Sorry, folks, if this didn't post just now. I have always been IT challenged. Will try again.
In these last 2 weeks, in some respects, life in DC is continuing as usual, but in other ways, it has practically become a ghost town. But now, as the debt limit default deadline nears, maybe there's finally a little movement--at least the two sides are talking about how to end it and save face collectively and allow each side still get something that they can cite as a victory. It might hurt Republicans in general or even in statewide elections, but Congressional districts are so gerrymandered that, unfortunately, Republican Congress members collectively have more clout than their proportion of the population merits, and many of them will be lauded for standing tough. I sincerely hope by the time readers see this blog, that the federal budget battle will be over for the time being.
As mentioned before, Avaristus, a Nigerian fabric artist, is staying temporarily at my home after being invited here by the Smithsonian Museum of African Art. He is very puzzled about the current political standoff, something not expected from the USA. He thinks that if the “masses” rise up, politicians will take heed.
Meanwhile, I recently attended a film opening for a short documentary "Love Heals Homophobia" focusing on interviews, mostly with African American pastors, citing biblical texts about loving one another to make the case that Christianity does not support marginalization of LGBT people. Afterward, I talked with a young Jamaican gay woman, Angeline Jackson, a "convener" for an organization called QCJ, Quality of Citizenship Jamaica, firstname.lastname@example.org. She is a university student in IT and has not really been "out," but plans to be more visible when she returns from this U.S. visit. She said that most people she knows at the university and neighbors in her apartment building don't know that she is gay, though some may suspect. She is on guard at all times and tries to avoid public transportation. However, she believes that gay men face even more danger than gay women in Jamaica. Nonetheless, she plans to be more outspoken when she returns from the U.S. and said she would welcome contact and support from Amnesty International.
About the Jamaican teenaage man killed recently for dressing as a woman at a party, she said that his family, who had rejected him, finally took possession of his body.
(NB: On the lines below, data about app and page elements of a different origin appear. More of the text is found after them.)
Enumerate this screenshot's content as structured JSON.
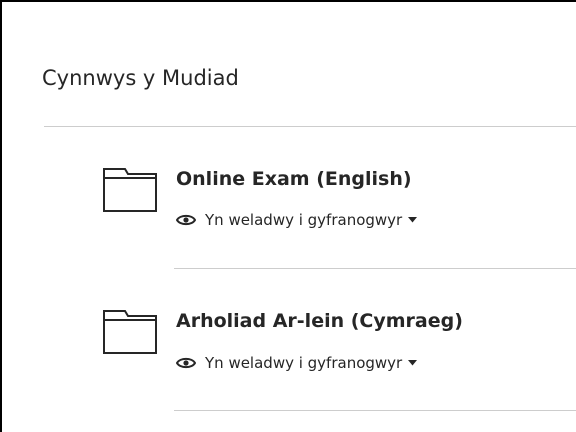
{
  "module": {
    "title": "Cynnwys y Mudiad"
  },
  "items": [
    {
      "title": "Online Exam (English)",
      "visibility": "Yn weladwy i gyfranogwyr"
    },
    {
      "title": "Arholiad Ar-lein (Cymraeg)",
      "visibility": "Yn weladwy i gyfranogwyr"
    }
  ],
  "icons": {
    "item": "folder-icon",
    "visibility": "eye-icon",
    "dropdown": "caret-down-icon"
  }
}
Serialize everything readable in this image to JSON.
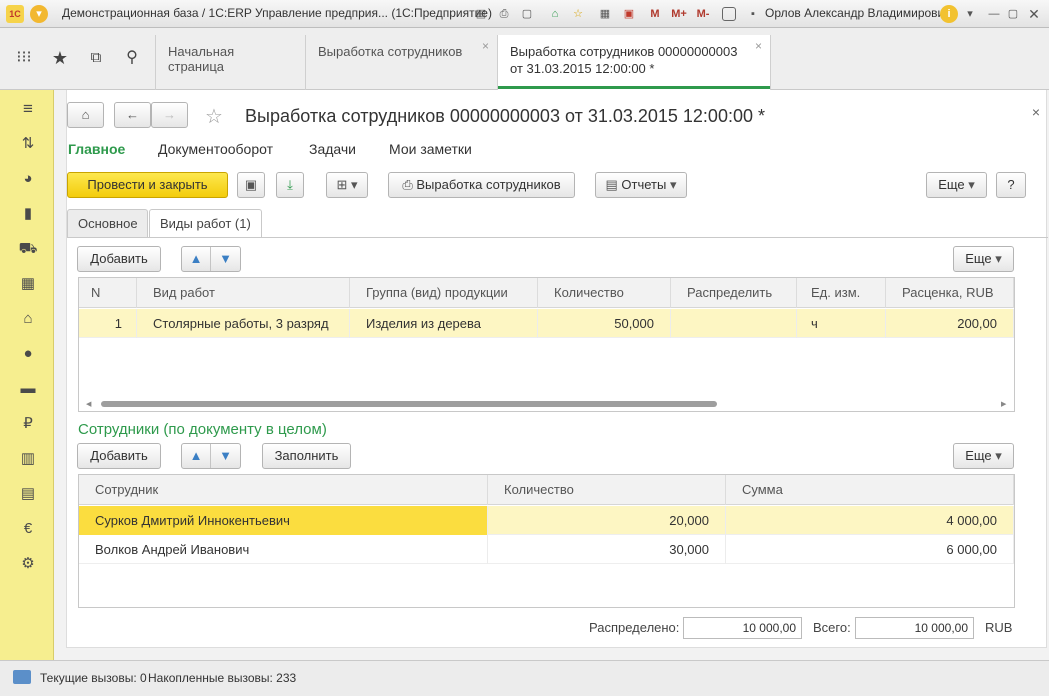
{
  "window": {
    "title": "Демонстрационная база / 1С:ERP Управление предприя... (1С:Предприятие)",
    "user": "Орлов Александр Владимирович",
    "m_labels": [
      "M",
      "M+",
      "M-"
    ]
  },
  "tabs": [
    {
      "label": "Начальная страница"
    },
    {
      "label": "Выработка сотрудников"
    },
    {
      "label_line1": "Выработка сотрудников 00000000003",
      "label_line2": "от 31.03.2015 12:00:00 *"
    }
  ],
  "form": {
    "title": "Выработка сотрудников 00000000003 от 31.03.2015 12:00:00 *",
    "nav": [
      "Главное",
      "Документооборот",
      "Задачи",
      "Мои заметки"
    ],
    "toolbar": {
      "post_close": "Провести и закрыть",
      "print_label": "Выработка сотрудников",
      "reports_label": "Отчеты",
      "more_label": "Еще",
      "help_label": "?"
    },
    "form_tabs": [
      "Основное",
      "Виды работ (1)"
    ],
    "works": {
      "add_label": "Добавить",
      "more_label": "Еще",
      "columns": [
        "N",
        "Вид работ",
        "Группа (вид) продукции",
        "Количество",
        "Распределить",
        "Ед. изм.",
        "Расценка, RUB"
      ],
      "rows": [
        {
          "n": "1",
          "work": "Столярные работы, 3 разряд",
          "group": "Изделия из дерева",
          "qty": "50,000",
          "distribute": "",
          "unit": "ч",
          "rate": "200,00"
        }
      ]
    },
    "employees": {
      "section_title": "Сотрудники (по документу в целом)",
      "add_label": "Добавить",
      "fill_label": "Заполнить",
      "more_label": "Еще",
      "columns": [
        "Сотрудник",
        "Количество",
        "Сумма"
      ],
      "rows": [
        {
          "name": "Сурков Дмитрий Иннокентьевич",
          "qty": "20,000",
          "sum": "4 000,00"
        },
        {
          "name": "Волков Андрей Иванович",
          "qty": "30,000",
          "sum": "6 000,00"
        }
      ]
    },
    "totals": {
      "distributed_label": "Распределено:",
      "distributed_value": "10 000,00",
      "total_label": "Всего:",
      "total_value": "10 000,00",
      "currency": "RUB"
    }
  },
  "status": {
    "current_calls": "Текущие вызовы: 0",
    "accumulated_calls": "Накопленные вызовы: 233"
  },
  "colors": {
    "accent_green": "#2e9a4c",
    "sidebar_yellow": "#f6ee8f",
    "primary_button": "#f3cc0c",
    "selected_row": "#fbe96b",
    "current_row": "#fdf6c3"
  }
}
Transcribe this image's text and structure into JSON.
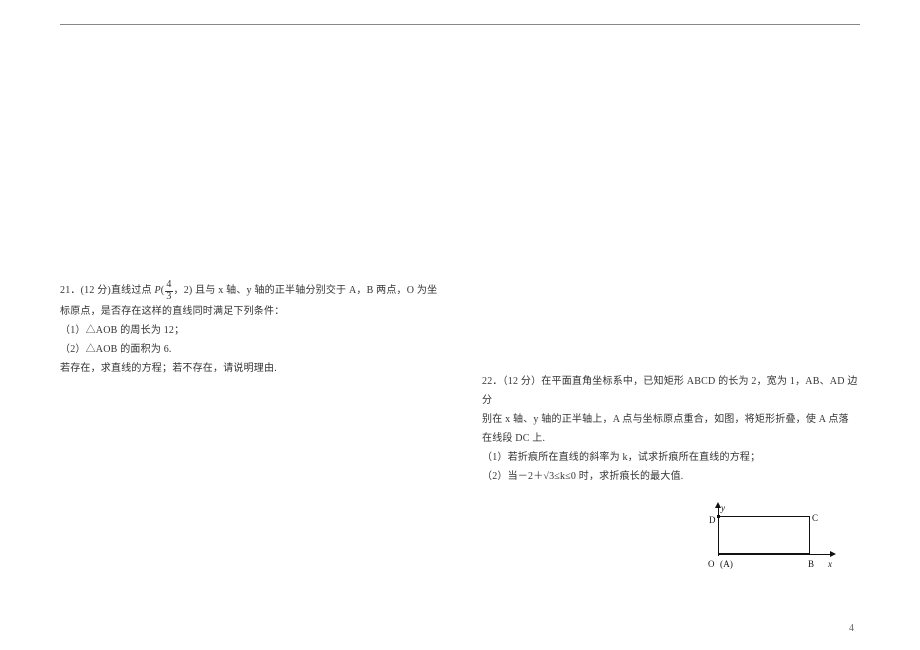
{
  "page_number": "4",
  "q21": {
    "head_a": "21．(12 分)直线过点 ",
    "head_point_P": "P",
    "head_frac_num": "4",
    "head_frac_den": "3",
    "head_after_paren_open": "(",
    "head_after_comma": "，2)",
    "head_b": "且与 x 轴、y 轴的正半轴分别交于 A，B 两点，O 为坐",
    "line2": "标原点，是否存在这样的直线同时满足下列条件：",
    "cond1": "（1）△AOB 的周长为 12；",
    "cond2": "（2）△AOB 的面积为 6.",
    "tail": "若存在，求直线的方程；若不存在，请说明理由."
  },
  "q22": {
    "line1": "22．（12 分）在平面直角坐标系中，已知矩形 ABCD 的长为 2，宽为 1，AB、AD 边分",
    "line2": "别在 x 轴、y 轴的正半轴上，A 点与坐标原点重合，如图，将矩形折叠，使 A 点落",
    "line3": "在线段 DC 上.",
    "part1": "（1）若折痕所在直线的斜率为 k，试求折痕所在直线的方程；",
    "part2_a": "（2）当－2＋",
    "part2_sqrt": "√3",
    "part2_b": "≤k≤0 时，求折痕长的最大值."
  },
  "fig": {
    "y": "y",
    "x": "x",
    "D": "D",
    "C": "C",
    "O": "O",
    "A": "(A)",
    "B": "B"
  }
}
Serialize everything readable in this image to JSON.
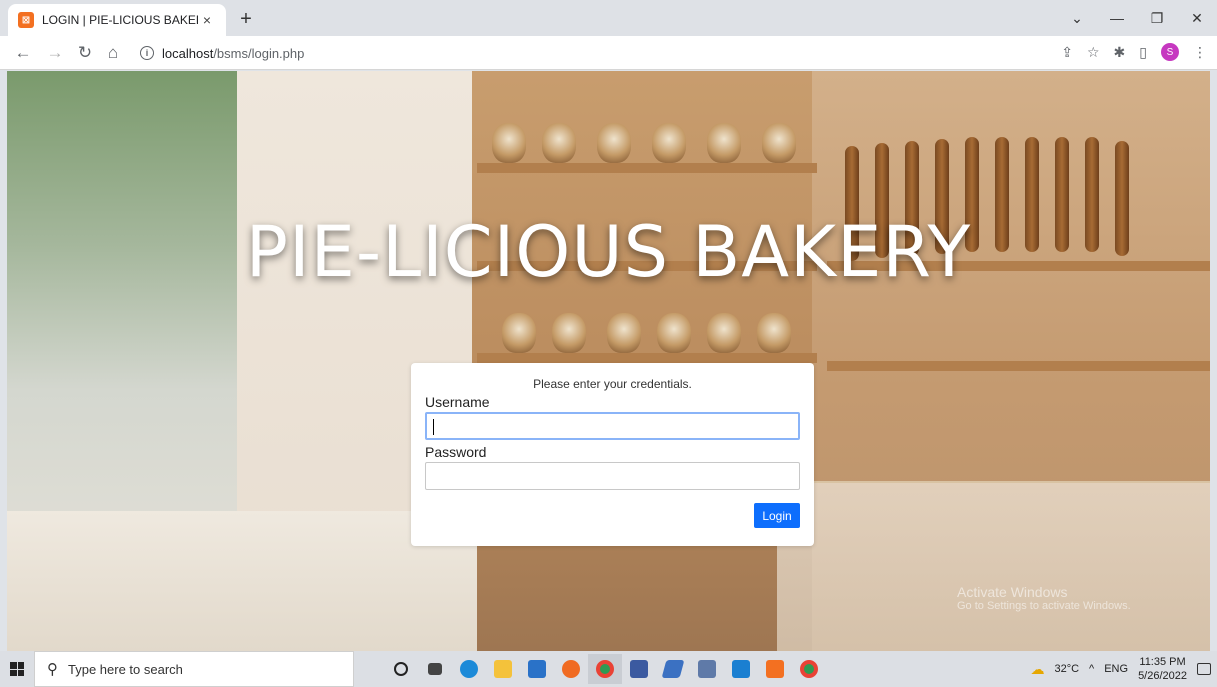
{
  "browser": {
    "tab_title": "LOGIN | PIE-LICIOUS BAKERY",
    "tab_close": "×",
    "new_tab": "+",
    "url_host": "localhost",
    "url_path": "/bsms/login.php",
    "controls": {
      "dropdown": "⌄",
      "minimize": "—",
      "restore": "❐",
      "close": "✕"
    },
    "profile_initial": "S"
  },
  "page": {
    "hero_title": "PIE-LICIOUS BAKERY",
    "login": {
      "message": "Please enter your credentials.",
      "username_label": "Username",
      "username_value": "",
      "password_label": "Password",
      "password_value": "",
      "submit_label": "Login"
    },
    "watermark": {
      "title": "Activate Windows",
      "subtitle": "Go to Settings to activate Windows."
    }
  },
  "taskbar": {
    "search_placeholder": "Type here to search",
    "apps": [
      "cortana-icon",
      "task-view-icon",
      "edge-icon",
      "file-explorer-icon",
      "store-icon",
      "firefox-icon",
      "chrome-icon",
      "notes-icon",
      "app-icon",
      "app-icon",
      "vscode-icon",
      "xampp-icon",
      "chrome-icon"
    ],
    "weather": "32°C",
    "language": "ENG",
    "time": "11:35 PM",
    "date": "5/26/2022"
  },
  "colors": {
    "accent": "#0d6efd",
    "tab_bar": "#dee1e6",
    "taskbar": "#dcdfe4"
  }
}
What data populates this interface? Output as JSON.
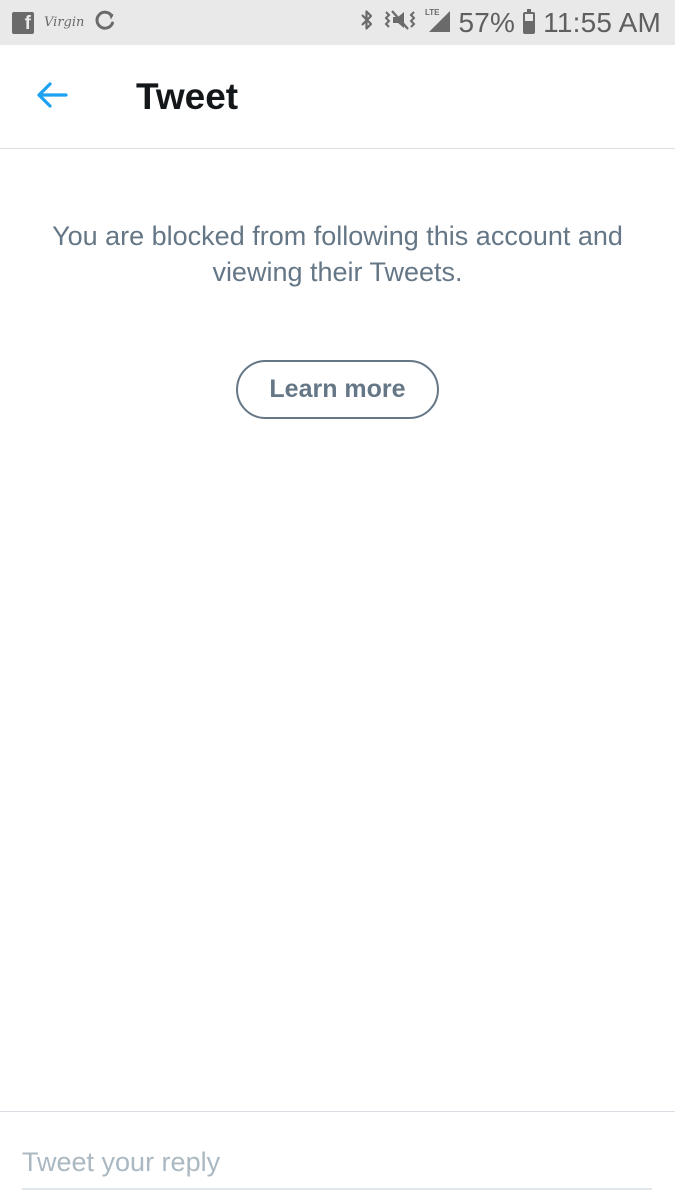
{
  "status_bar": {
    "left_icons": [
      "facebook-icon",
      "virgin-mobile-logo",
      "sync-icon"
    ],
    "virgin_label": "Virgin",
    "right_icons": [
      "bluetooth-icon",
      "vibrate-icon",
      "lte-signal-icon",
      "battery-icon"
    ],
    "network_label": "LTE",
    "battery_percent": "57%",
    "battery_level": 0.57,
    "time": "11:55 AM"
  },
  "header": {
    "back_icon": "arrow-left-icon",
    "title": "Tweet"
  },
  "content": {
    "blocked_message": "You are blocked from following this account and viewing their Tweets.",
    "learn_more_label": "Learn more"
  },
  "reply": {
    "placeholder": "Tweet your reply",
    "value": ""
  },
  "colors": {
    "accent": "#1da1f2",
    "text_primary": "#14171a",
    "text_secondary": "#657786",
    "placeholder": "#aab8c2",
    "divider": "#d8dee3",
    "status_bar_bg": "#e9e9e9"
  }
}
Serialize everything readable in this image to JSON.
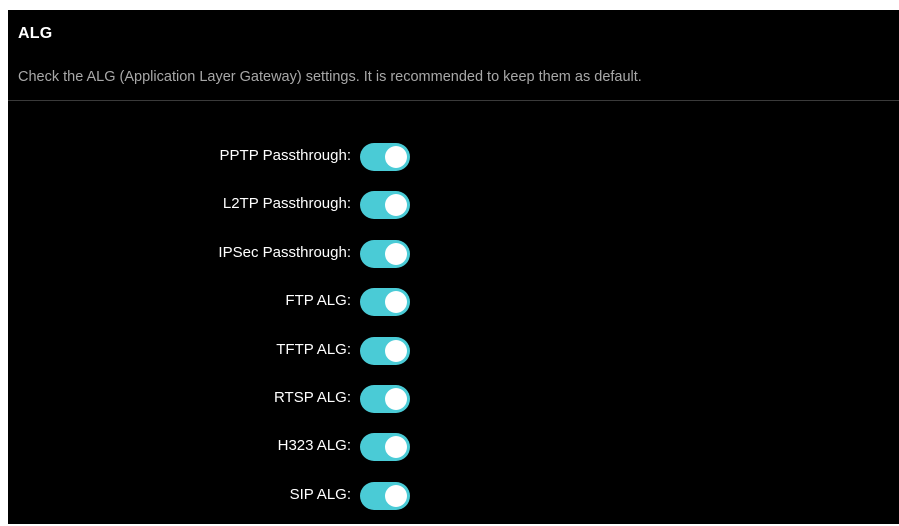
{
  "section": {
    "title": "ALG",
    "description": "Check the ALG (Application Layer Gateway) settings. It is recommended to keep them as default."
  },
  "accent_color": "#4acbd6",
  "settings": [
    {
      "key": "pptp-passthrough",
      "label": "PPTP Passthrough:",
      "enabled": true
    },
    {
      "key": "l2tp-passthrough",
      "label": "L2TP Passthrough:",
      "enabled": true
    },
    {
      "key": "ipsec-passthrough",
      "label": "IPSec Passthrough:",
      "enabled": true
    },
    {
      "key": "ftp-alg",
      "label": "FTP ALG:",
      "enabled": true
    },
    {
      "key": "tftp-alg",
      "label": "TFTP ALG:",
      "enabled": true
    },
    {
      "key": "rtsp-alg",
      "label": "RTSP ALG:",
      "enabled": true
    },
    {
      "key": "h323-alg",
      "label": "H323 ALG:",
      "enabled": true
    },
    {
      "key": "sip-alg",
      "label": "SIP ALG:",
      "enabled": true
    }
  ]
}
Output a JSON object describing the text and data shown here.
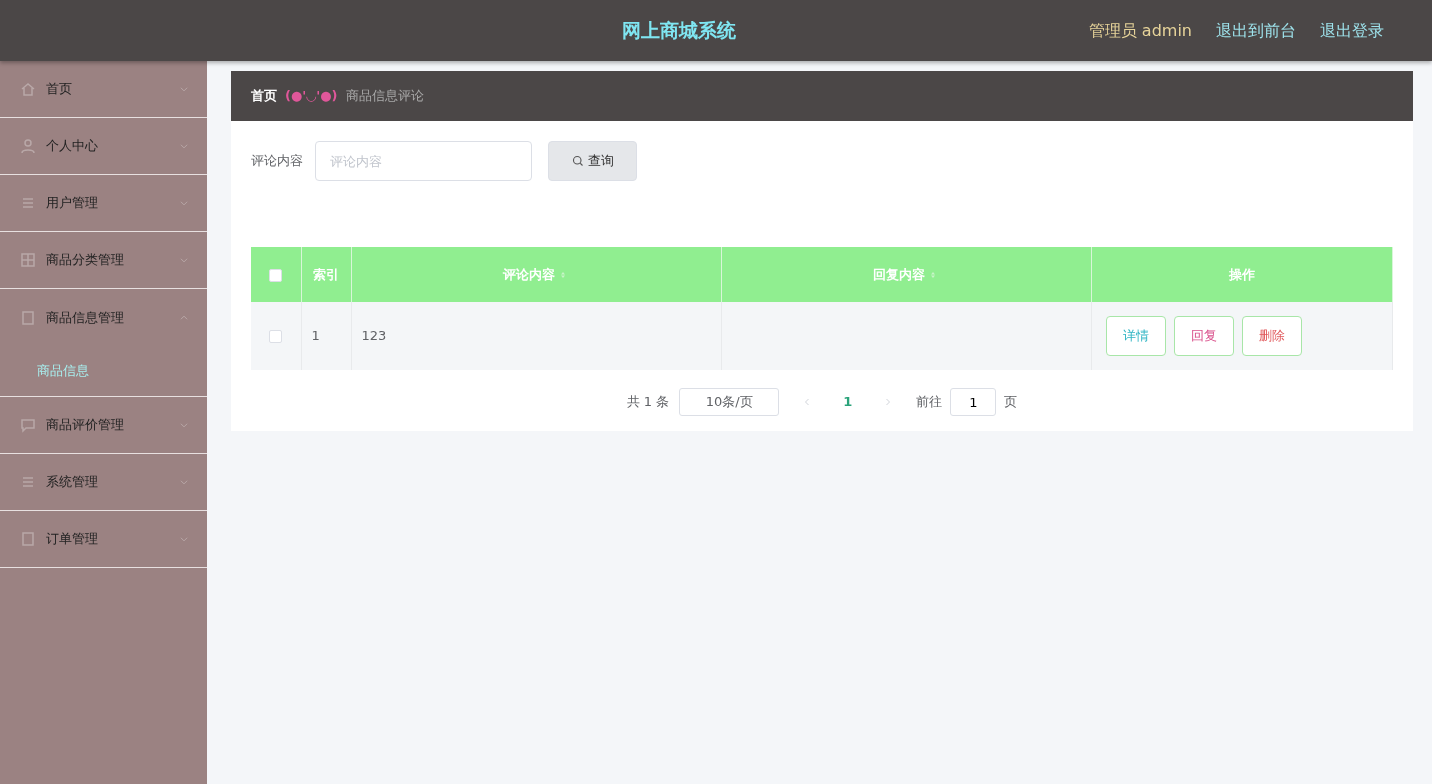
{
  "header": {
    "title": "网上商城系统",
    "user": "管理员 admin",
    "links": [
      "退出到前台",
      "退出登录"
    ]
  },
  "sidebar": {
    "items": [
      {
        "label": "首页",
        "kind": "home",
        "expanded": false
      },
      {
        "label": "个人中心",
        "kind": "person",
        "expanded": false
      },
      {
        "label": "用户管理",
        "kind": "list",
        "expanded": false
      },
      {
        "label": "商品分类管理",
        "kind": "grid",
        "expanded": false
      },
      {
        "label": "商品信息管理",
        "kind": "doc",
        "expanded": true,
        "children": [
          {
            "label": "商品信息",
            "selected": true
          }
        ]
      },
      {
        "label": "商品评价管理",
        "kind": "chat",
        "expanded": false
      },
      {
        "label": "系统管理",
        "kind": "list",
        "expanded": false
      },
      {
        "label": "订单管理",
        "kind": "doc",
        "expanded": false
      }
    ]
  },
  "breadcrumb": {
    "home": "首页",
    "emoticon": "(●'◡'●)",
    "current": "商品信息评论"
  },
  "search": {
    "label": "评论内容",
    "placeholder": "评论内容",
    "button": "查询"
  },
  "table": {
    "columns": [
      {
        "label": "索引",
        "sortable": false
      },
      {
        "label": "评论内容",
        "sortable": true
      },
      {
        "label": "回复内容",
        "sortable": true
      },
      {
        "label": "操作",
        "sortable": false
      }
    ],
    "all_checked": false,
    "rows": [
      {
        "checked": false,
        "index": "1",
        "comment": "123",
        "actions": [
          {
            "label": "详情",
            "color": "#2fb5c4"
          },
          {
            "label": "回复",
            "color": "#d9508b"
          },
          {
            "label": "删除",
            "color": "#e0575a"
          }
        ]
      }
    ]
  },
  "pagination": {
    "total": "共 1 条",
    "page_size": "10条/页",
    "pages": [
      {
        "label": "1",
        "selected": true
      }
    ],
    "goto_label": "前往",
    "goto_value": "1",
    "goto_suffix": "页"
  }
}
But, as far as she knows, nothing has been done about searching for and punishing his killers, even though the president talks a good game and non-discrimination laws are on the books.